Court of appeal hears essex asylum centre appeal today

On 12 June, the Court of Appeal will hear the appeal of Braintree District Council against the High Court judgment rejecting their planning challenge to the proposed accommodation of 1,700 asylum seekers at Wethersfield airfield. Their opponents are the Home Secretary and the Secretary of State for Defence. The Court of Appeal granted our client, Gabriel Clarke-Holland, a local resident, permission to intervene in the case, alongside West Lindsay District Council who oppose similar plans in respect of RAF Scampton. Rother District Council has also been granted permission to intervene in relation to the anticipated proposal to locate a third accommodated centre at Bexhill.

Gabriel’s main argument is that the planning court is the wrong place for this case. He agrees with the government that the court did not have jurisdiction to bring this kind of enforcement against the Crown. Since he lives next to the base, he has noticed works have already commenced to prepare for the arrival of asylum-seekers. He would like Braintree Council to investigate this and serve an enforcement notice as a first step. He has applied for a judicial review of the Home Secretary’s decisions as the correct way to challenge the government’s main argument that they can short circuit planning laws using wartime emergency powers. Braintree District Council followed suit as did West Lindsey Council and all three judicial review claims are due to be heard on 12 and 13 July.

Although the High Court judge, Waksman J decided he did not have the power to block the base on planning grounds, he was swayed by the Home Secretary’s argument that there is an emergency under Class Q (The Town and Country Planning (General Permitted Development) (England) Order 2015) due to a sudden and significant increase in those needing accommodation. The Court of Appeal may refuse to hear these ‘obiter’ arguments, or it may make its own decision.

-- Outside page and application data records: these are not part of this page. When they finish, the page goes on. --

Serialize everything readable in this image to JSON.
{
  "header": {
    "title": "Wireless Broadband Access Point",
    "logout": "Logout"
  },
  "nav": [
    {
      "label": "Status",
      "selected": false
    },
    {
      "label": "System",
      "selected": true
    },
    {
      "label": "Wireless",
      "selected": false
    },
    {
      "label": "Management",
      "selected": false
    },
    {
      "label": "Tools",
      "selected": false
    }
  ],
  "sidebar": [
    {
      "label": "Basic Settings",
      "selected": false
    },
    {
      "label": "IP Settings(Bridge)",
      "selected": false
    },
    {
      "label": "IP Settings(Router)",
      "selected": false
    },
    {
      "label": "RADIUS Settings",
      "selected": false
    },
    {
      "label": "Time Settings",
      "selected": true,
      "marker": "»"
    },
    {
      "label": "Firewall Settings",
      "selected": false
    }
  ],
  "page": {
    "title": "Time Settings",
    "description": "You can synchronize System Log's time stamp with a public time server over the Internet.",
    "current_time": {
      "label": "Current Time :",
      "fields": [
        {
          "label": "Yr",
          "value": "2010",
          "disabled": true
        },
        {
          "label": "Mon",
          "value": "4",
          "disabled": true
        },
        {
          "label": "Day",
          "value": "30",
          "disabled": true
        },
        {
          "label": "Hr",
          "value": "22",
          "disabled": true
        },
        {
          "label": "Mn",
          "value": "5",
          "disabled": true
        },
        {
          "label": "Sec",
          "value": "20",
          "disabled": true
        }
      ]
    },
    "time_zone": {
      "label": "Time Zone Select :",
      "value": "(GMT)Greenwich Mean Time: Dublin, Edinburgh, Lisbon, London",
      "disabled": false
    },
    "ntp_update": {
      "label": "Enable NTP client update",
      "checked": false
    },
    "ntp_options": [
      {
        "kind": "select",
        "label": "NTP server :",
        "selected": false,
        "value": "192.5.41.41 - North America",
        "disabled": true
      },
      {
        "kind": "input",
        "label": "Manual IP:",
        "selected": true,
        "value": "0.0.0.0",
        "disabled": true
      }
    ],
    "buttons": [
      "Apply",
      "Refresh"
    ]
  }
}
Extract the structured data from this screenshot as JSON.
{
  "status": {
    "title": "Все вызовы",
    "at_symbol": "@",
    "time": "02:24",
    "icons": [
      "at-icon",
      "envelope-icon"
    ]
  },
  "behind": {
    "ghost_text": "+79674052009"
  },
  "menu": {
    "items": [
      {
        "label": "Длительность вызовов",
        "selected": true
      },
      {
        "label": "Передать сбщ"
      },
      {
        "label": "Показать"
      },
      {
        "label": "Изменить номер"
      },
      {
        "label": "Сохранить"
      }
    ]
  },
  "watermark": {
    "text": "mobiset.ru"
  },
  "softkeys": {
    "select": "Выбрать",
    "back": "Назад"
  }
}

The case is highly significant for any local council in the UK if the government can simply bypass planning law by declaring an emergency.

Both interveners say this is such an important question that it should be left to the judicial review with a chance to hear full evidence about whether this is an emergency. This evidence includes an expert report pointing to similar numbers of asylum-seekers being accommodated 20 years ago. On 6 April 2023, 171 organisations wrote to the Prime Minister Rishi Sunak highlighting adverse impact on community relations warning “Segregating people in this way, and doing so without any consultation with local residents, inevitably leads to community tensions.” They explained the risks to vulnerable asylum-seekers from the use of barges and remote military bases across the UK that lack the necessary infrastructure and services. They point to the backlog of asylum claimants owing to the slowdown in decision making. The government recently announced that it will streamline asylum applications from high-risk countries.

Sue Willman of Deighton Pierce Glynn solicitors said:

 “The Home Secretary has a legal duty to foster good relations between people of different races which has been ignored. If the Centre goes ahead, the public will lose confidence in a legal process which does not consult them about changes that affect them. Asylum-seekers will be sent to a place which clearly can not cope with their needs. Our client is simply asking Suella Braverman to comply with her legal duties instead of repeating the mistakes made by her predecessor at other military barracks.“

Gabriel is represented by Sue Willman, Emily Soothill and Ahmed Ali from Deighton Pierce Glynn Solicitors instructing Alex Goodman KC and Charles Bishop from Landmark Chambers. The intervention is funded by the Strategic Litigation Fund.

The hearing is livestreamed here:

Media contacts

Deighton Pierce Glynn




Share this story